SOURCE MATERIAL START

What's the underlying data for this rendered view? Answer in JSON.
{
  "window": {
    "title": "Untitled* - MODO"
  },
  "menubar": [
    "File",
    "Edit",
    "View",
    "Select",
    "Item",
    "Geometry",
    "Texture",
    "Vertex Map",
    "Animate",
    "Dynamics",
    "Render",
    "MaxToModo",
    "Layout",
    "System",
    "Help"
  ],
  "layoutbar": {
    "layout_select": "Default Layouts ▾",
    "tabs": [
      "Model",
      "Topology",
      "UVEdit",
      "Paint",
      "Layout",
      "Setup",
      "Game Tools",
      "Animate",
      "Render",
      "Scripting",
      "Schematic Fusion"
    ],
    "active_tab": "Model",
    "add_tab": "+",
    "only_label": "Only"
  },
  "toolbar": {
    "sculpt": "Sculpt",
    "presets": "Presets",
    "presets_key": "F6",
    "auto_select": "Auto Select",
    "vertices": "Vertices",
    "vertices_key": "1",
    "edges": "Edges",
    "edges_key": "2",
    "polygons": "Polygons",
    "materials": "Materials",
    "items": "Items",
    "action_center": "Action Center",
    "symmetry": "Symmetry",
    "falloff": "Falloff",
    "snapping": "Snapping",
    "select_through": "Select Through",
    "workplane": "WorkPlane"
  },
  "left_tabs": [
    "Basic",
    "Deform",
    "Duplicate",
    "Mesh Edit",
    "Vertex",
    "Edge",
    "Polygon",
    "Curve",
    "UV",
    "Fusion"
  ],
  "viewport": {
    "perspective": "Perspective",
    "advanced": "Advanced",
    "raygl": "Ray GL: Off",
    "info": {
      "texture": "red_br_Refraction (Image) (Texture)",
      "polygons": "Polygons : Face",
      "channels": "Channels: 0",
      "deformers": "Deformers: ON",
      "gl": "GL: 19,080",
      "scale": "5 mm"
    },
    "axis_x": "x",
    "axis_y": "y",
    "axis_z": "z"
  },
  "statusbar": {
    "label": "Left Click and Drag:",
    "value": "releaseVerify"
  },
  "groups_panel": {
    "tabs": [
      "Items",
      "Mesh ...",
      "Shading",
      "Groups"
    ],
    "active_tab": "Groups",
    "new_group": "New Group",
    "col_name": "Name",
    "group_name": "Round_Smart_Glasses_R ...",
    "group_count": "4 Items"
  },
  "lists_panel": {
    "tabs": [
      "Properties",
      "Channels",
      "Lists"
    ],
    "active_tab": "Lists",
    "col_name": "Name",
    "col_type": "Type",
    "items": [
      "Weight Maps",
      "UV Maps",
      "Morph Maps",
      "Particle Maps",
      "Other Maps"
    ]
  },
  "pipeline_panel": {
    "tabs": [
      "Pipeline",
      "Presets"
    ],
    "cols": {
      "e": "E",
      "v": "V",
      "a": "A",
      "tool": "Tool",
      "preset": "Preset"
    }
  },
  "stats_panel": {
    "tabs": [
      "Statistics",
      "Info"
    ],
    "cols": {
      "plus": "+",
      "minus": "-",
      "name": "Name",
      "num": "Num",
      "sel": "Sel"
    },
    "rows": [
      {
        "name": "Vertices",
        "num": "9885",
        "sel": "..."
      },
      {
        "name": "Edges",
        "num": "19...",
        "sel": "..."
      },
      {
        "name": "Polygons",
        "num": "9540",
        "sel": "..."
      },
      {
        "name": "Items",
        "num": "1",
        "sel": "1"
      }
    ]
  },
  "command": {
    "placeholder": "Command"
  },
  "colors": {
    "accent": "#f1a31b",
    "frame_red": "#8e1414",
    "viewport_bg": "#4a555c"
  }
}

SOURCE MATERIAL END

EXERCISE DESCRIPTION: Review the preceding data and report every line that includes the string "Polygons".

RESPONSE AREA:
    "polygons": "Polygons",
      "polygons": "Polygons : Face",
        "name": "Polygons",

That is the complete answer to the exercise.